> **Records for processing**
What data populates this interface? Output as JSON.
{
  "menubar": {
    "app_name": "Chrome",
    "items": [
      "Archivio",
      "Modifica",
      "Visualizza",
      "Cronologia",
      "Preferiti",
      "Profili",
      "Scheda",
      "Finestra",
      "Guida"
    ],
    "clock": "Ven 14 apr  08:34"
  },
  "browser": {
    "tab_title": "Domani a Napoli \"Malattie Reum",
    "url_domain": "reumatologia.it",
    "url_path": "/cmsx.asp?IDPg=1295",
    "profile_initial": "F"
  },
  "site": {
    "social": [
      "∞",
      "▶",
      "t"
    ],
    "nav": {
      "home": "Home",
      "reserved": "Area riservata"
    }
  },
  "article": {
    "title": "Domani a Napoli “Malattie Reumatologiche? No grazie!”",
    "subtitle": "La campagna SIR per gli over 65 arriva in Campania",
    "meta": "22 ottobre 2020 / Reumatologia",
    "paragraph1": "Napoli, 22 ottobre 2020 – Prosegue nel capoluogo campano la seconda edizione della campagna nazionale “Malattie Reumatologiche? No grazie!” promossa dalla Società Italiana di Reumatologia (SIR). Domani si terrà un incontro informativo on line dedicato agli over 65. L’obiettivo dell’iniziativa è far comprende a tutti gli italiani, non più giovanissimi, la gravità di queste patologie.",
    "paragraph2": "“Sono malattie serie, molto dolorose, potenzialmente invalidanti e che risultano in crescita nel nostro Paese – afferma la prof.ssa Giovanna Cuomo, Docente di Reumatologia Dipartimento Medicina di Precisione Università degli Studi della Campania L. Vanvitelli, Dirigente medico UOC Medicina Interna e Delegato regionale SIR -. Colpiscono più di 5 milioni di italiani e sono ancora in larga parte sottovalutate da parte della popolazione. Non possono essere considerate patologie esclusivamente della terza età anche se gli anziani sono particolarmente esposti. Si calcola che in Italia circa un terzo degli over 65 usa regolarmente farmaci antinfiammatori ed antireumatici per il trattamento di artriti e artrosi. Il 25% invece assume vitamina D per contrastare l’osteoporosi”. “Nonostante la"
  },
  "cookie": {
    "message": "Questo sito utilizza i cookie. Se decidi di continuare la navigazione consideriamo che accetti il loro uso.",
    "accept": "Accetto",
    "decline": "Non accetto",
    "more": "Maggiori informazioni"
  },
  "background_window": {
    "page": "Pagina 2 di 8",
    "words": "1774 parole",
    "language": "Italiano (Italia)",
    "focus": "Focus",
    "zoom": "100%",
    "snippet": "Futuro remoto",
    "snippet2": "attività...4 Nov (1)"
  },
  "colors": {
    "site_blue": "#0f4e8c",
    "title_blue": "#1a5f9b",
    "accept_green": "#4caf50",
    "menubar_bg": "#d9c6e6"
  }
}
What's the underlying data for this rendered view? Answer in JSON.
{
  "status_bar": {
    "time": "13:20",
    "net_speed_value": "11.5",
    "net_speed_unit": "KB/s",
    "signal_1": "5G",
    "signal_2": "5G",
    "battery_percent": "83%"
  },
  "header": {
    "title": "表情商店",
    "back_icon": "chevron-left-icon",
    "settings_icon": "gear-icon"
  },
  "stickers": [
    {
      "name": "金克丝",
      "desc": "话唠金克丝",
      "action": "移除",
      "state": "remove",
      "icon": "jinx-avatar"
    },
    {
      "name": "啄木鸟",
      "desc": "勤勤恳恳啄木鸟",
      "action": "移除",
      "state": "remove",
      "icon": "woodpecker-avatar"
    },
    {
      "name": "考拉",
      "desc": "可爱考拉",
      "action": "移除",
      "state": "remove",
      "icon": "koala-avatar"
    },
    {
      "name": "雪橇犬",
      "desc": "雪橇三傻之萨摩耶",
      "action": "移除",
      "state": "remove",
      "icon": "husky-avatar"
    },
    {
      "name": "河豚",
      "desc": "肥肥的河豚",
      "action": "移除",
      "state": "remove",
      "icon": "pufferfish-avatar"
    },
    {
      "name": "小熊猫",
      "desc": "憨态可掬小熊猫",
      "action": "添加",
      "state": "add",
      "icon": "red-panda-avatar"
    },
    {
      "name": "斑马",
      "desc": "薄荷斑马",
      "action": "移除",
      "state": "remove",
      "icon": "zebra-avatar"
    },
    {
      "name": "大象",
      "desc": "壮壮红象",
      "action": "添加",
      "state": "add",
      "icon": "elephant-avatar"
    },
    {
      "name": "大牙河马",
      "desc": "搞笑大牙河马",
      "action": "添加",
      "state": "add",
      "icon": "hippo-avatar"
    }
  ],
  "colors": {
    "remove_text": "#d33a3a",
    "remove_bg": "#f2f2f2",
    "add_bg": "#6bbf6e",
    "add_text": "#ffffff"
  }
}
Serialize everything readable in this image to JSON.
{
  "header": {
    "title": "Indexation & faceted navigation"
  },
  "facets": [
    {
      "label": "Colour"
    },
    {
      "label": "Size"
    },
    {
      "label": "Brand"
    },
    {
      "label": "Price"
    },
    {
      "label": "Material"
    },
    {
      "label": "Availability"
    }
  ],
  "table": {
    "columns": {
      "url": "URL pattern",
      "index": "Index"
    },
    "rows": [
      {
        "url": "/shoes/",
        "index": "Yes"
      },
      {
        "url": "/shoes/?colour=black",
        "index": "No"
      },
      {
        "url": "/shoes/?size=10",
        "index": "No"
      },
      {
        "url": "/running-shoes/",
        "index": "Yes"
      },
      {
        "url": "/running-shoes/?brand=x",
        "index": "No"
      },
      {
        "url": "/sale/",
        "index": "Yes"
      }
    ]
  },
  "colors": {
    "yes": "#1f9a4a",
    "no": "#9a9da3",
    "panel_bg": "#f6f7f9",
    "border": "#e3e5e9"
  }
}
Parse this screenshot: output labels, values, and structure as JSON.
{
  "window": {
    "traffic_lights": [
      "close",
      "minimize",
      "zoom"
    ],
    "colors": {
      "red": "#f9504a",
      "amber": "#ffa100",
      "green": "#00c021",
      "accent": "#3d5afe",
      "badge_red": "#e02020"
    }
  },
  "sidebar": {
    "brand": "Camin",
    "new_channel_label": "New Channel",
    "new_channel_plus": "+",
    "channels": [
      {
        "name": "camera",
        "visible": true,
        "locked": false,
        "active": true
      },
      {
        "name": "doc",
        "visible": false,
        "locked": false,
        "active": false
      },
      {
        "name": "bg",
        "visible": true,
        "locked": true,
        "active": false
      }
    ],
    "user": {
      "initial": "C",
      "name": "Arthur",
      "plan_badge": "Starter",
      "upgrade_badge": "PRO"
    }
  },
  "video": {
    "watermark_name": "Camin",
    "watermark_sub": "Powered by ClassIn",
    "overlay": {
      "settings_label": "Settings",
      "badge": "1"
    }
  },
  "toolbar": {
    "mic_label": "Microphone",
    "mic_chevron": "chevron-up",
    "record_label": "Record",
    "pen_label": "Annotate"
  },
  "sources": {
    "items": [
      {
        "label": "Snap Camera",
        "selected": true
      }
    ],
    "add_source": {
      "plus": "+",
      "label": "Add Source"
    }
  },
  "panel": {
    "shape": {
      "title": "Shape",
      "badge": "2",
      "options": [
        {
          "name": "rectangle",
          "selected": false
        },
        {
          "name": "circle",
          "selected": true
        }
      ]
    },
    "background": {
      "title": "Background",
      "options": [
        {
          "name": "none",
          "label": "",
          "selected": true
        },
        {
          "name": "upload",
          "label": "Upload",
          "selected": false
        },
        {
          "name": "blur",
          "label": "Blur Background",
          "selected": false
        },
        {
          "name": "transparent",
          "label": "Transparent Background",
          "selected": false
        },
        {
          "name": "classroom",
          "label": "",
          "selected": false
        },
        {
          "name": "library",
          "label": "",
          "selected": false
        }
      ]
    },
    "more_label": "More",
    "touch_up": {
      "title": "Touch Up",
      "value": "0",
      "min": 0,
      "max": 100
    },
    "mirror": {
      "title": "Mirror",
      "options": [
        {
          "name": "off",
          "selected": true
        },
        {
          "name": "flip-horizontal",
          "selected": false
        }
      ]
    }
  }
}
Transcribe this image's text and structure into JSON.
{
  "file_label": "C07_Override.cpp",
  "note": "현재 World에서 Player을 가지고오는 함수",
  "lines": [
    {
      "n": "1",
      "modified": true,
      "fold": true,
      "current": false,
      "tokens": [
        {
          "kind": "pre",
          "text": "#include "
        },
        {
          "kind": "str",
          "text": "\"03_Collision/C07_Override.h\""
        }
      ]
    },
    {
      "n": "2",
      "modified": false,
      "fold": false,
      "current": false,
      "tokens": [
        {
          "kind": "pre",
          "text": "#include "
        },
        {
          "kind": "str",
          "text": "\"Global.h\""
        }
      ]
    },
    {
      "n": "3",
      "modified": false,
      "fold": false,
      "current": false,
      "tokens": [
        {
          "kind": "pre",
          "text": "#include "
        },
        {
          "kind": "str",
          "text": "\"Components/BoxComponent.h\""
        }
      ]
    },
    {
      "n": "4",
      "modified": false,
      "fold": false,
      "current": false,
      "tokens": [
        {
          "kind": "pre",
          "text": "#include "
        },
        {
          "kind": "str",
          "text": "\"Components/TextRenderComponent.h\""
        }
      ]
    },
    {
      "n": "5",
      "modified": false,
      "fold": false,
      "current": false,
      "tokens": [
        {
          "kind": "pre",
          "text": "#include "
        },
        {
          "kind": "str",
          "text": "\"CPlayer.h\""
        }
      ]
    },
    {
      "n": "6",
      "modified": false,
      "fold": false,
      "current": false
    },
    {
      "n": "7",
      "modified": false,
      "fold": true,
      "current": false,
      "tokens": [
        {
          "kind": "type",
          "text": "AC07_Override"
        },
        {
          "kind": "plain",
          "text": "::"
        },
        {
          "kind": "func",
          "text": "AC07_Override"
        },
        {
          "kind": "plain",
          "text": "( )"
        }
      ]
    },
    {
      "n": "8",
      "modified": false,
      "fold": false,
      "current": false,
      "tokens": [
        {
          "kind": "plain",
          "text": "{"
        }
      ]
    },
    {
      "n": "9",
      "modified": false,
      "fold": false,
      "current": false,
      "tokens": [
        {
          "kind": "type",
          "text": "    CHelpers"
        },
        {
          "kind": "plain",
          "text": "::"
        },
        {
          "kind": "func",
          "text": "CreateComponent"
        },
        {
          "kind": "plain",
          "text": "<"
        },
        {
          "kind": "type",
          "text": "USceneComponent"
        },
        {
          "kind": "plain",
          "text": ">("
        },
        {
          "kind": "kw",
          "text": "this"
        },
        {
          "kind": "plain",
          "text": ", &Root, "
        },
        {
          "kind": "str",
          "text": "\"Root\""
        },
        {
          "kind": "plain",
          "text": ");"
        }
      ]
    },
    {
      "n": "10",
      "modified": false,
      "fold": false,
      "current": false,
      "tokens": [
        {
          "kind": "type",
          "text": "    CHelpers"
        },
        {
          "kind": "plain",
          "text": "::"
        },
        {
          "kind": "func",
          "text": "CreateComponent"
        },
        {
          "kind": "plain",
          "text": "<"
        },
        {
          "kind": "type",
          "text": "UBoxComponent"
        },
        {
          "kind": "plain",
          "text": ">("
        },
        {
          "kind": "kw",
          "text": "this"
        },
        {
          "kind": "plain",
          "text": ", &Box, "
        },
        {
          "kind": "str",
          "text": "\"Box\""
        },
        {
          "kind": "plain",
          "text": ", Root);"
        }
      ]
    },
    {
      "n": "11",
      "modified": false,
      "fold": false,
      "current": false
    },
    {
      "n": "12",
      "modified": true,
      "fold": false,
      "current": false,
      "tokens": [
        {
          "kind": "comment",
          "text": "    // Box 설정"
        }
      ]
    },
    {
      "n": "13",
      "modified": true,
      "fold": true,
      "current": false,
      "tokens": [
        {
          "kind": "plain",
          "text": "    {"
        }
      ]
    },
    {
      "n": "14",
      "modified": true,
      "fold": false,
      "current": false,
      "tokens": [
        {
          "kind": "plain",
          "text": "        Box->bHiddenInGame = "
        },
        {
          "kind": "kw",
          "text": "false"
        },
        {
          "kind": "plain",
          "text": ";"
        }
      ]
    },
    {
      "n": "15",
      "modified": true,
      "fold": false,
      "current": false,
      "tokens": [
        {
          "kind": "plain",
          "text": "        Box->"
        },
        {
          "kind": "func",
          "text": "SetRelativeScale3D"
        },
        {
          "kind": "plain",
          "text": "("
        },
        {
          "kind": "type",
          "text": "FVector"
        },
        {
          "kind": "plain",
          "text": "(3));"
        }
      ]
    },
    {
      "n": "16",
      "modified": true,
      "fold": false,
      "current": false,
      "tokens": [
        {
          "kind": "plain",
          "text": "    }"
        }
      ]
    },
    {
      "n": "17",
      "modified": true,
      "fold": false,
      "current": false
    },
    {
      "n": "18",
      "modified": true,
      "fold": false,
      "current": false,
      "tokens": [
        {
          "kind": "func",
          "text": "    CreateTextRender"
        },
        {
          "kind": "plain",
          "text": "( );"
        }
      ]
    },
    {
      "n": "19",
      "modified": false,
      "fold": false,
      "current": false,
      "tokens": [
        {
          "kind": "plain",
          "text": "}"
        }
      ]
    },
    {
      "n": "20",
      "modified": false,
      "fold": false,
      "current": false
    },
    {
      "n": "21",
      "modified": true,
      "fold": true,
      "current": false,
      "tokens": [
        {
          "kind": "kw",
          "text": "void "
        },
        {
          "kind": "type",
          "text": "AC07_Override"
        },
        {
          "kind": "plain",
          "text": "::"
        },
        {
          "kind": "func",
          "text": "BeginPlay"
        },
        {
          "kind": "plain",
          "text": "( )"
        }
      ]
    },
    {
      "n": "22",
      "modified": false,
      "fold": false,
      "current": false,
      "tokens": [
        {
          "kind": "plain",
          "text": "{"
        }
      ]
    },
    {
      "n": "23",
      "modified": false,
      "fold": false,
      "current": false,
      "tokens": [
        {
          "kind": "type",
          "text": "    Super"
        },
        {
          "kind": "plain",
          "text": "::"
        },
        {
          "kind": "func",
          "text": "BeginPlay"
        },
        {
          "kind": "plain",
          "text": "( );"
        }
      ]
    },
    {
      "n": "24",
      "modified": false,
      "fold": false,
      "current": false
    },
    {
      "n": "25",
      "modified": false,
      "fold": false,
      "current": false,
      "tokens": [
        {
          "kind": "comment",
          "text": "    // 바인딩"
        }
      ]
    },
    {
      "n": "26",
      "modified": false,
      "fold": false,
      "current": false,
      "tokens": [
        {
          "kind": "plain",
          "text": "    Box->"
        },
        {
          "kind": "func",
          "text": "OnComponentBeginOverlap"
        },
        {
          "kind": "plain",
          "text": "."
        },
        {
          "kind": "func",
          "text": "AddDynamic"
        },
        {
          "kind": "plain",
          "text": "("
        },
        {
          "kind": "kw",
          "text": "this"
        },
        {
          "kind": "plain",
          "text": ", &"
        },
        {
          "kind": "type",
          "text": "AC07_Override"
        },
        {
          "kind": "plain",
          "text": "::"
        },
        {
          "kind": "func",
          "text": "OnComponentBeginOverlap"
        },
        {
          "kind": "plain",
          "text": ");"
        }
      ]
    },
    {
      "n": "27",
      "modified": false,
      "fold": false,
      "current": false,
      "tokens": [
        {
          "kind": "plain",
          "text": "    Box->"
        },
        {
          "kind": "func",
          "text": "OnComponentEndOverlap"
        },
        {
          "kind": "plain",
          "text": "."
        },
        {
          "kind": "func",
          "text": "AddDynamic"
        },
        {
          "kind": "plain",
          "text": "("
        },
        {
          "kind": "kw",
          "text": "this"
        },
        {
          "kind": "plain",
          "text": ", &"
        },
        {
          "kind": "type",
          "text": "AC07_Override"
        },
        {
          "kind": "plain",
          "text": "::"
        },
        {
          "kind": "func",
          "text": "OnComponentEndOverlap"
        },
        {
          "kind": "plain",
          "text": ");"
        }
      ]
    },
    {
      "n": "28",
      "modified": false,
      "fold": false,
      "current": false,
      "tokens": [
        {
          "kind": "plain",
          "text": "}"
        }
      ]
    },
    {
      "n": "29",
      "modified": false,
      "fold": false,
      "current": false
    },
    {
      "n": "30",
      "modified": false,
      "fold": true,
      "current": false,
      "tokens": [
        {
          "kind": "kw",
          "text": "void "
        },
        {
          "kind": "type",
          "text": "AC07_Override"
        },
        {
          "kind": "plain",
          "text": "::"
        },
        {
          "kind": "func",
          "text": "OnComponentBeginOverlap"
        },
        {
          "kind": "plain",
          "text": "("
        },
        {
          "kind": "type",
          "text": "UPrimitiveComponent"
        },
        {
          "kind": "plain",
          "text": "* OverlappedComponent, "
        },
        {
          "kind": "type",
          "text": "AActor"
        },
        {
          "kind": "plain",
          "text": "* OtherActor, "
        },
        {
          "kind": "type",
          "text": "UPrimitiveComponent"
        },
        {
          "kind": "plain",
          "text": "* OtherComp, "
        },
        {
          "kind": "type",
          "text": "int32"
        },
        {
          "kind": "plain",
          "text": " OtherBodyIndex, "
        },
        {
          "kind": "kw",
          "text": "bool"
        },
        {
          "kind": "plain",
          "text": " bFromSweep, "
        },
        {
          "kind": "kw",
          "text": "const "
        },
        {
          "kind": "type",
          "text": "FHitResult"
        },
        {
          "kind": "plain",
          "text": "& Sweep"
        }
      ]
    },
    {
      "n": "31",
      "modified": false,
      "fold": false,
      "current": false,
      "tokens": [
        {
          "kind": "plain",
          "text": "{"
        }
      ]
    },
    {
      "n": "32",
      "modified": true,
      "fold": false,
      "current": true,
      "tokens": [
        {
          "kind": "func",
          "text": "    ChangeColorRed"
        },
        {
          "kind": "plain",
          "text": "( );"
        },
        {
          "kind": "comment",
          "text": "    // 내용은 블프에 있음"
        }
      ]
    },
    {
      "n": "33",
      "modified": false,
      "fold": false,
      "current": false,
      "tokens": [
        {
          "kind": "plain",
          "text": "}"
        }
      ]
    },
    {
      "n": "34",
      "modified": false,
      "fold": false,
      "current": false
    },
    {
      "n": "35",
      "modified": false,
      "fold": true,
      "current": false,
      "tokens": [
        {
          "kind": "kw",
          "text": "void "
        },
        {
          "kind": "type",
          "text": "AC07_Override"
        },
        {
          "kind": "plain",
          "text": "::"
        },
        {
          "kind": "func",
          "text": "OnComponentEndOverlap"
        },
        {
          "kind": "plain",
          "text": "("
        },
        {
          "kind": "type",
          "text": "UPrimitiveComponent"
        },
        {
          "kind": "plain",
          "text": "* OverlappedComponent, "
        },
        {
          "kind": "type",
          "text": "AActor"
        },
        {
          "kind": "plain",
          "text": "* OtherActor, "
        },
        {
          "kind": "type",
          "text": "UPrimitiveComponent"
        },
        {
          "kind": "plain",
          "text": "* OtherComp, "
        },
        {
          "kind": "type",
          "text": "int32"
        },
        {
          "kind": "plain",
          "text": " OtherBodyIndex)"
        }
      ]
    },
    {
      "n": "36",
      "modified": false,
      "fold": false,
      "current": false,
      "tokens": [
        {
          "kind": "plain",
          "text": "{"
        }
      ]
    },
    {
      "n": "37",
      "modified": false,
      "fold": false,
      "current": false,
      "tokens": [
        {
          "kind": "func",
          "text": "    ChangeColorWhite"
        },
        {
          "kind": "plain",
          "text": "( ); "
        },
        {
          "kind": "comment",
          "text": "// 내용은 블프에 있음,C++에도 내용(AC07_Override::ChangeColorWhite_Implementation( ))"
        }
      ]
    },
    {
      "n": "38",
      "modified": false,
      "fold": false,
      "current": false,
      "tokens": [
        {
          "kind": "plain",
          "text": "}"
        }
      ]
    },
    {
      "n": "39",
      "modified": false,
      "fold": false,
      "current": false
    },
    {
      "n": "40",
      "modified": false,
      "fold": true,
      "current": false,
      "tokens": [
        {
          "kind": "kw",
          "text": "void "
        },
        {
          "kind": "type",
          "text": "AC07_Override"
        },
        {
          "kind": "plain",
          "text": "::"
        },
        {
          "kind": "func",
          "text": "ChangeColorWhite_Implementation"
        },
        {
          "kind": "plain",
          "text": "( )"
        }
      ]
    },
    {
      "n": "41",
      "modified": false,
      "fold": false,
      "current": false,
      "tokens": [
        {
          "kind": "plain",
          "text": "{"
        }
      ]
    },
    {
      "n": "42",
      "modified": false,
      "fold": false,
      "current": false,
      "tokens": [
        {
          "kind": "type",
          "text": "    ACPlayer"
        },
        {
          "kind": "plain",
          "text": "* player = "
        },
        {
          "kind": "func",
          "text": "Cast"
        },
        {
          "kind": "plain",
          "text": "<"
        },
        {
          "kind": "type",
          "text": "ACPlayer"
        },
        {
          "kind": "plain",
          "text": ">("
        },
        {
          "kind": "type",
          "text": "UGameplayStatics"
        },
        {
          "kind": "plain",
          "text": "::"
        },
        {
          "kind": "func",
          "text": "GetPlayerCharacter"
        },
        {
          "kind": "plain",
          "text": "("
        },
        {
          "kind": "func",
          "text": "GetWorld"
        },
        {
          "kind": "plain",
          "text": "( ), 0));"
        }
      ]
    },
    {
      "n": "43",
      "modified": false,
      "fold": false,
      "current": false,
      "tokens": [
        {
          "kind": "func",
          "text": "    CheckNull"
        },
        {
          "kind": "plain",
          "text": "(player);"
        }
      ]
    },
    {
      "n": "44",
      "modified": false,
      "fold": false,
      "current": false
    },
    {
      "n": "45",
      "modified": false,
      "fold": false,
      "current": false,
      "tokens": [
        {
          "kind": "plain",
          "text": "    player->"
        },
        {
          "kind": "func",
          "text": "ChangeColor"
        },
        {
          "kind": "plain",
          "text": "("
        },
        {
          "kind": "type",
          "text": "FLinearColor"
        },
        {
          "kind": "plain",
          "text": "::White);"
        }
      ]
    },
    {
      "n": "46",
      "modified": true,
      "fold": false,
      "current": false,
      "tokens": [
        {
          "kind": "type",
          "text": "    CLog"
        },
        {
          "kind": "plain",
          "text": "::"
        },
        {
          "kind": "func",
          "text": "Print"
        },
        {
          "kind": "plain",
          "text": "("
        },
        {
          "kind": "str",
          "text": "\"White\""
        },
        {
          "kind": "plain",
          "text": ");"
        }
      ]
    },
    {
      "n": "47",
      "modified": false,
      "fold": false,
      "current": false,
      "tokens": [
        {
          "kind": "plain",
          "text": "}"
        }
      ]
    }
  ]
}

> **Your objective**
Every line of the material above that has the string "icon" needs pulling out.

> **Problem solution**
    "back_icon": "chevron-left-icon",
    "settings_icon": "gear-icon"
      "icon": "jinx-avatar"
      "icon": "woodpecker-avatar"
      "icon": "koala-avatar"
      "icon": "husky-avatar"
      "icon": "pufferfish-avatar"
      "icon": "red-panda-avatar"
      "icon": "zebra-avatar"
      "icon": "elephant-avatar"
      "icon": "hippo-avatar"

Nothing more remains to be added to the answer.